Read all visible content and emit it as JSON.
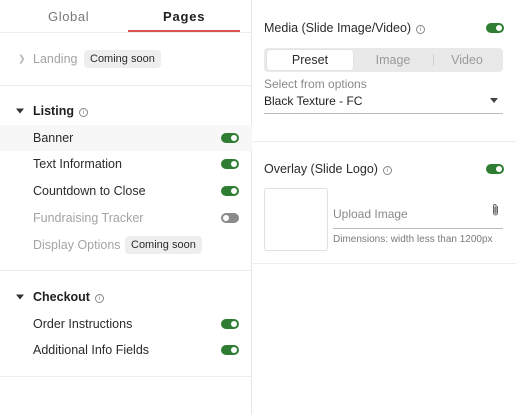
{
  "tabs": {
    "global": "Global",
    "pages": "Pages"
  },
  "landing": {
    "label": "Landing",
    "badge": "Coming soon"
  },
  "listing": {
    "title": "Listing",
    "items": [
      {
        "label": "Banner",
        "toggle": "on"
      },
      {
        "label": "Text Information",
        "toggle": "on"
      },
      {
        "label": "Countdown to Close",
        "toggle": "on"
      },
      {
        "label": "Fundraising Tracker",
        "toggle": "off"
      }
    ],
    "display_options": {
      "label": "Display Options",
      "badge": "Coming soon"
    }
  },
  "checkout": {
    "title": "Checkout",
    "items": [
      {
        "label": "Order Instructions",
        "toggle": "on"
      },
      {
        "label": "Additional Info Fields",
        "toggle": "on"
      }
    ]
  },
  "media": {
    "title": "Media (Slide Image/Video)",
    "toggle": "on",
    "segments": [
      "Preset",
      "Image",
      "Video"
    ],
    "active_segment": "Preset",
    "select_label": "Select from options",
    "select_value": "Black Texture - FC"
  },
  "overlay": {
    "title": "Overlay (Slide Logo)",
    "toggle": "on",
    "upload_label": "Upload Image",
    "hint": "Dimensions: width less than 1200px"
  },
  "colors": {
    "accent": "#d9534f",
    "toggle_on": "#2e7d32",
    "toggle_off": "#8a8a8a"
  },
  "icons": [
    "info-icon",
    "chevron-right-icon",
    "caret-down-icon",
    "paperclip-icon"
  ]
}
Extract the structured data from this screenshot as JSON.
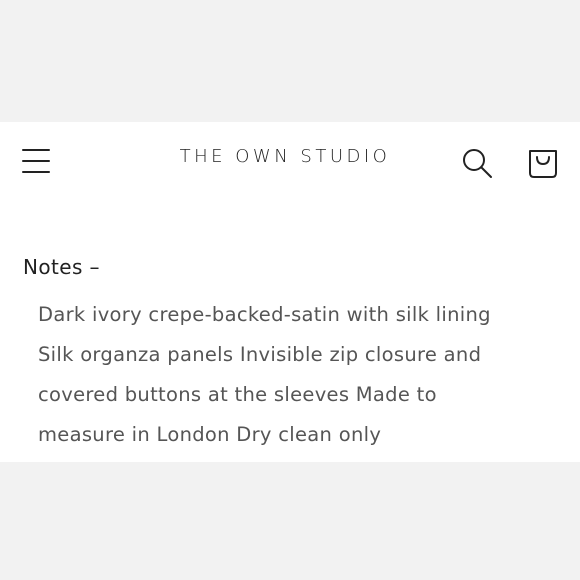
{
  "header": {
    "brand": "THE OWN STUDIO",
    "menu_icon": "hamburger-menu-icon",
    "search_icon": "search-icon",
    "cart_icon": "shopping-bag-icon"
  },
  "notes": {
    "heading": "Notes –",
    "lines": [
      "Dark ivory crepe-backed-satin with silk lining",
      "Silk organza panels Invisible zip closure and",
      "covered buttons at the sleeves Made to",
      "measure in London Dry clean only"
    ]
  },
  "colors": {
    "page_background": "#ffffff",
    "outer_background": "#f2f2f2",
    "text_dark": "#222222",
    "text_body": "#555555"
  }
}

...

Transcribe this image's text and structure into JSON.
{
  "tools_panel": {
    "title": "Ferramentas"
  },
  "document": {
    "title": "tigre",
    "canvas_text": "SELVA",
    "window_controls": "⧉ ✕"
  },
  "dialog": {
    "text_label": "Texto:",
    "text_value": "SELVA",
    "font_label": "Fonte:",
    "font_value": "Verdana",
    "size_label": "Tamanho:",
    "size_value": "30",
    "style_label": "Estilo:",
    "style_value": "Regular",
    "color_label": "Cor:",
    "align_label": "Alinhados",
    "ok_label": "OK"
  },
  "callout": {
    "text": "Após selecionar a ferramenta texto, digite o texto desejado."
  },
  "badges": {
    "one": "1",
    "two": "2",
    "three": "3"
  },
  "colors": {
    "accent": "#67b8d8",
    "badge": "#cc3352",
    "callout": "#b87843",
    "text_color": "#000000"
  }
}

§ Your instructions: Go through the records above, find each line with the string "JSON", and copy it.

§ Your solution:
Read all visible content and emit it as JSON.
Extract the structured data from this screenshot as JSON.
Transcribe this image's text and structure into JSON.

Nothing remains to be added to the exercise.